Can Children Be Hypertensive?

People often think that hypertension is a health challenge that affects only adults, who have problems and worry about so many things, but that is not the case. It has been recently discovered that the disease can present itself at any age and even in a newborn. In a newborn, hypertension is associated with the lack of energy, difficulty in breathing, convulsions and inability to grow well. Among infants and children, it is associated with headache, blurred vision, unexplained irritability, bleeding from the nose and at times, paralysis.

  Mayoclinic.org observes that many persons may not know that they are hypertensive until the symptoms start manifesting, which may be very challenging. Hence, it is important to check and monitor the blood pressure regularly. The symptoms of blood pressure may include headache, as an increase in blood pressure may cause the blood vessels to stretch and thin out such that fluid moves from the vessels to its surrounding tissue and consequently causing the brain to swell. This could result in headaches that worsen with physical activities while some people may also experience convulsion, weakness and dizziness, if the swelling persists.
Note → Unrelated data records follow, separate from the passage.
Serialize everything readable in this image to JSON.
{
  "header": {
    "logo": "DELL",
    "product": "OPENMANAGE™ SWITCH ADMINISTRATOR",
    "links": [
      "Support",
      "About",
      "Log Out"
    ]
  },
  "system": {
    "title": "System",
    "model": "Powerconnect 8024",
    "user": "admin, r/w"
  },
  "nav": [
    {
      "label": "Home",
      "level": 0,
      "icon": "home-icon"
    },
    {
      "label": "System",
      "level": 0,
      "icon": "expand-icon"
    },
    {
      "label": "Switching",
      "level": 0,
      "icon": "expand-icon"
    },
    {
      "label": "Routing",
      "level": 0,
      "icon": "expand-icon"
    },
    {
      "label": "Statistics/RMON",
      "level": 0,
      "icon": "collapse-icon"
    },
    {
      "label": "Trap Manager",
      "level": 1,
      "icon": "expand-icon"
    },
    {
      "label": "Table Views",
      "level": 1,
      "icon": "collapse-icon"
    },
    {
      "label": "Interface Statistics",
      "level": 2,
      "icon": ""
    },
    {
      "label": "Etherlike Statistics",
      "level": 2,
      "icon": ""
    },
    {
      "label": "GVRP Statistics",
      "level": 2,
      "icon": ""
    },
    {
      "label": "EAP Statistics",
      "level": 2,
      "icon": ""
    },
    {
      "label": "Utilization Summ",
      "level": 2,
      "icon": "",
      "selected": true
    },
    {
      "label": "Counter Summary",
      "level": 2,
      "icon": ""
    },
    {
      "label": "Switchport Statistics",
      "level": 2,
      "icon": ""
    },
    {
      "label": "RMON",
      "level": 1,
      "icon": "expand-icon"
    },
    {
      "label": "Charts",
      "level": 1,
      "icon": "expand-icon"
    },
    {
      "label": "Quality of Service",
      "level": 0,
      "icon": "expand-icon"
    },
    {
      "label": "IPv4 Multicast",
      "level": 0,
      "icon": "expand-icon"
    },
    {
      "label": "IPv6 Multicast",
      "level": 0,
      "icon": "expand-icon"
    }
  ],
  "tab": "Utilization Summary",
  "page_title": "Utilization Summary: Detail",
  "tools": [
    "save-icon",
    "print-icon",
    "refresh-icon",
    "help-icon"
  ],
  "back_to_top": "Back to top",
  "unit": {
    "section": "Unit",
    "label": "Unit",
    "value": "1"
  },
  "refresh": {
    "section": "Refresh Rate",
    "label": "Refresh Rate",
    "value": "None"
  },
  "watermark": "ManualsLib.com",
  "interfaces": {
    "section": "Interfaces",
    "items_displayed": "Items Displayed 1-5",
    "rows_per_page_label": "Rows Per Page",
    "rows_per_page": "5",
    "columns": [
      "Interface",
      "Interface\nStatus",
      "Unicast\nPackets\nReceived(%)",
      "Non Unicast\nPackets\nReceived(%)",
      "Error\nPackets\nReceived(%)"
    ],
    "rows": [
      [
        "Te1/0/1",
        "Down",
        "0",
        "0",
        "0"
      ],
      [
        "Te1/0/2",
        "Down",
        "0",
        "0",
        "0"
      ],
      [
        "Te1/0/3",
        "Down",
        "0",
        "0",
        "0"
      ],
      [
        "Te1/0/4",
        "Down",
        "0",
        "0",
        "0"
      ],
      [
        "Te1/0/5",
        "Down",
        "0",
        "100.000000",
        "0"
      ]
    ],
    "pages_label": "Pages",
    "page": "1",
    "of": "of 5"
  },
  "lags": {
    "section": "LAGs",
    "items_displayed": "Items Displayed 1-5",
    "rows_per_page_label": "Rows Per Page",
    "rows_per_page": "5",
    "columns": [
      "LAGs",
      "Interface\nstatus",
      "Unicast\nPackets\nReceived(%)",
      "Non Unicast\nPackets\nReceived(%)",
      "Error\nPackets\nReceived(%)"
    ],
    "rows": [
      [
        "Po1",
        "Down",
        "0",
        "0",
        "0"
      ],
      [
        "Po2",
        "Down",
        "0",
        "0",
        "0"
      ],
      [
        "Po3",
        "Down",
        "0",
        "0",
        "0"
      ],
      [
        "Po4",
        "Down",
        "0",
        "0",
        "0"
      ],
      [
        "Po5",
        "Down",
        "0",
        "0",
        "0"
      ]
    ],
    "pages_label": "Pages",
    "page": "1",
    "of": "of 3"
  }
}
Other symptoms are vertigo, a feeling that the surrounding is moving, which some would call dizziness, visual difficulty, which is caused by the movement of fluid from the blood vessels into the retina, which would affect the perception of light and might lead to blindness.

  Another one is breathing difficulty, which could be caused by the movement of fluid from the blood vessels into the lungs, as this would make the lungs to be filled with fluid thereby making exchange of gas difficult. Tinnitus is another feature, which is the abnormal sound in the ear, which may be caused by headache and loss of sleep, to mention a few. Hypertension is no respecter of age, gender or social status. The best way to stay free and healthy is to go for regular check-up and adopt healthy lifestyle principles such as reducing the intake of salt and sugar, saying no to alcohol, cigarette and harmful drugs as well as embracing regular exercise, whole grain, vegetable diet and good sleep – Culled from Seventh-day Adventist Church Adult Sabbath School Guide, 2020.